The University of Guyana is partnering with the Anton de Kom University of Suriname (AdeKUS) and the Catholic University of Leuven of Belgium to benefit from a €613,640 (US $840,686) programme aimed at capacity building in applied renewable energy technologies.
“The overall objective is to improve the capacity of the Universities of Guyana and Suriname to deliver programmes and courses with the different technologies associated with applied renewable energy,” a report from the Government Information Agency (GINA) said.
Seventy-five per cent of the funding was given via a grant under the ACP-EU Cooperation Programme in Education (EDULINK II). A major aspect of the partnership is a joint Master’s programme in renewable energy technology which will be offered in both Guyana and Suriname.

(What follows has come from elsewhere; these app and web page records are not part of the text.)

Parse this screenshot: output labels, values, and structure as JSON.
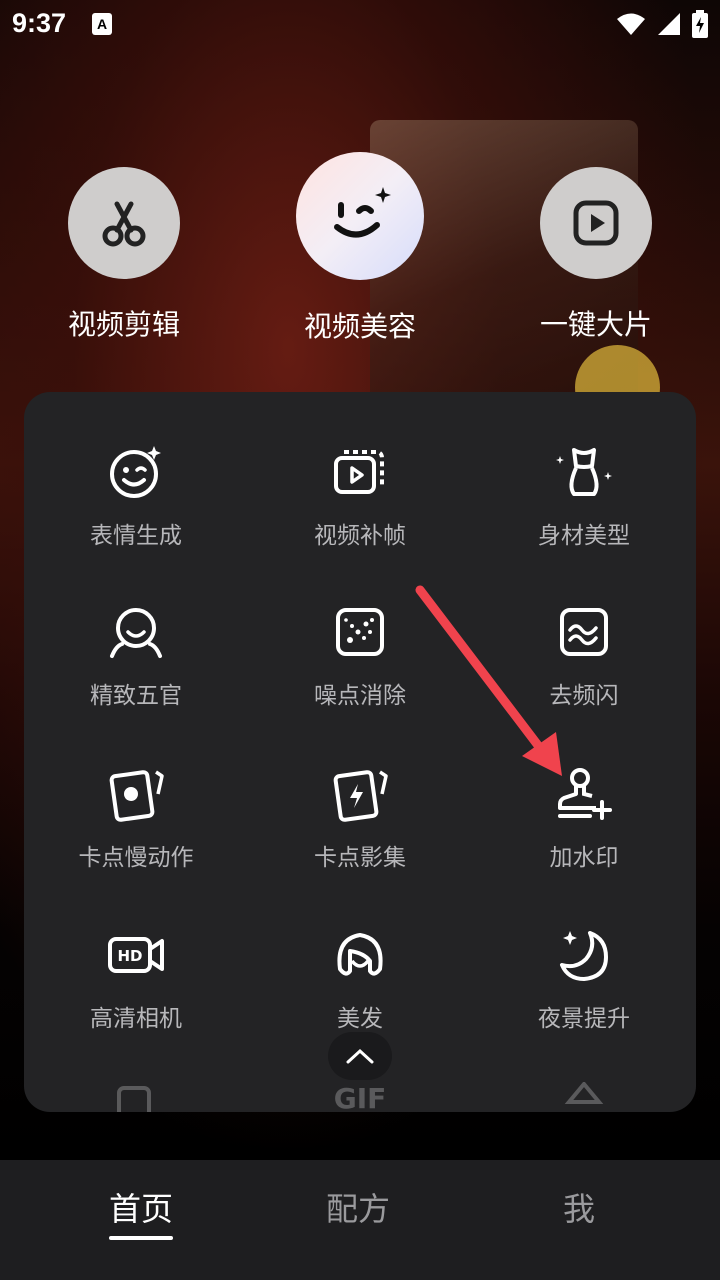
{
  "status_bar": {
    "time": "9:37",
    "notif_glyph": "A",
    "icons": [
      "wifi-icon",
      "signal-icon",
      "battery-charging-icon"
    ]
  },
  "features": [
    {
      "label": "视频剪辑",
      "icon": "scissors-icon"
    },
    {
      "label": "视频美容",
      "icon": "wink-face-icon"
    },
    {
      "label": "一键大片",
      "icon": "play-square-icon"
    }
  ],
  "tools": [
    {
      "label": "表情生成",
      "icon": "smile-sparkle-icon"
    },
    {
      "label": "视频补帧",
      "icon": "video-frames-icon"
    },
    {
      "label": "身材美型",
      "icon": "body-shape-icon"
    },
    {
      "label": "精致五官",
      "icon": "face-outline-icon"
    },
    {
      "label": "噪点消除",
      "icon": "noise-grid-icon"
    },
    {
      "label": "去频闪",
      "icon": "flicker-wave-icon"
    },
    {
      "label": "卡点慢动作",
      "icon": "slowmo-card-icon"
    },
    {
      "label": "卡点影集",
      "icon": "flash-card-icon"
    },
    {
      "label": "加水印",
      "icon": "stamp-add-icon"
    },
    {
      "label": "高清相机",
      "icon": "hd-camera-icon"
    },
    {
      "label": "美发",
      "icon": "hair-icon"
    },
    {
      "label": "夜景提升",
      "icon": "moon-star-icon"
    }
  ],
  "faded_row": [
    "",
    "GIF",
    ""
  ],
  "bottom_nav": [
    {
      "label": "首页",
      "active": true
    },
    {
      "label": "配方",
      "active": false
    },
    {
      "label": "我",
      "active": false
    }
  ],
  "colors": {
    "accent_arrow": "#f0434d",
    "panel_bg": "#232325",
    "nav_bg": "#1e1e20"
  }
}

Other aspects entail training staff from UG and AdeKUS, the procurement of laboratory equipment for both universities, and a number of workshops and symposiums (to be held in both countries).
At the launch, Minister of Natural Resources and the Environment Robert Persaud said government was grateful to the ACP-EU for facilitating the initiative. He also spoke of the importance of renewable energy in mitigating/reducing the effects of climate change and global warming.
Guyana’s Low Carbon Development Strategy (LCDS) identified eight priorities when it was launched in 2009, one of which was the need for affordable and reliable renewable energy. Persaud noted that one of the major bugbears in the local manufacturing sector is the availability of cheap energy and it is for this reason that government remains totally committed to ensuring that Guyana’s vast hydropower potential is harnessed.
“For us, it is an economic imperative that we developed not only clean energy, but affordable energy as well, and we are lucky that we possess the resources that we can have both…the low hanging fruit in this regard is hydro,” he said. Representatives from all sides of the political divide have recognised the need for renewable energy and the human resources to drive this area of development.
Registrar of UG, Vincent Alexander said that UG and AdeKUS have previously collaborated in a number of areas. He is particularly pleased with the project’s focus on taking the human capital to higher heights.
The project’s target groups are: students, technicians, policy makers, lecturers and researchers.
Project Manager, UG, Verlyn Klass said that the project falls within context of Guyana’s LCDS. In terms of the joint Master’s programme, UG will be churning out about 10 Guyanese graduates in applied renewable technologies every two years. Regarding staff development, three lecturers will benefit from training at the Catholic University of Leuven to teach the Master’s programme.
UG also plans to develop a hydropower lab and conduct research to determine the country’s wind energy potential, GINA said.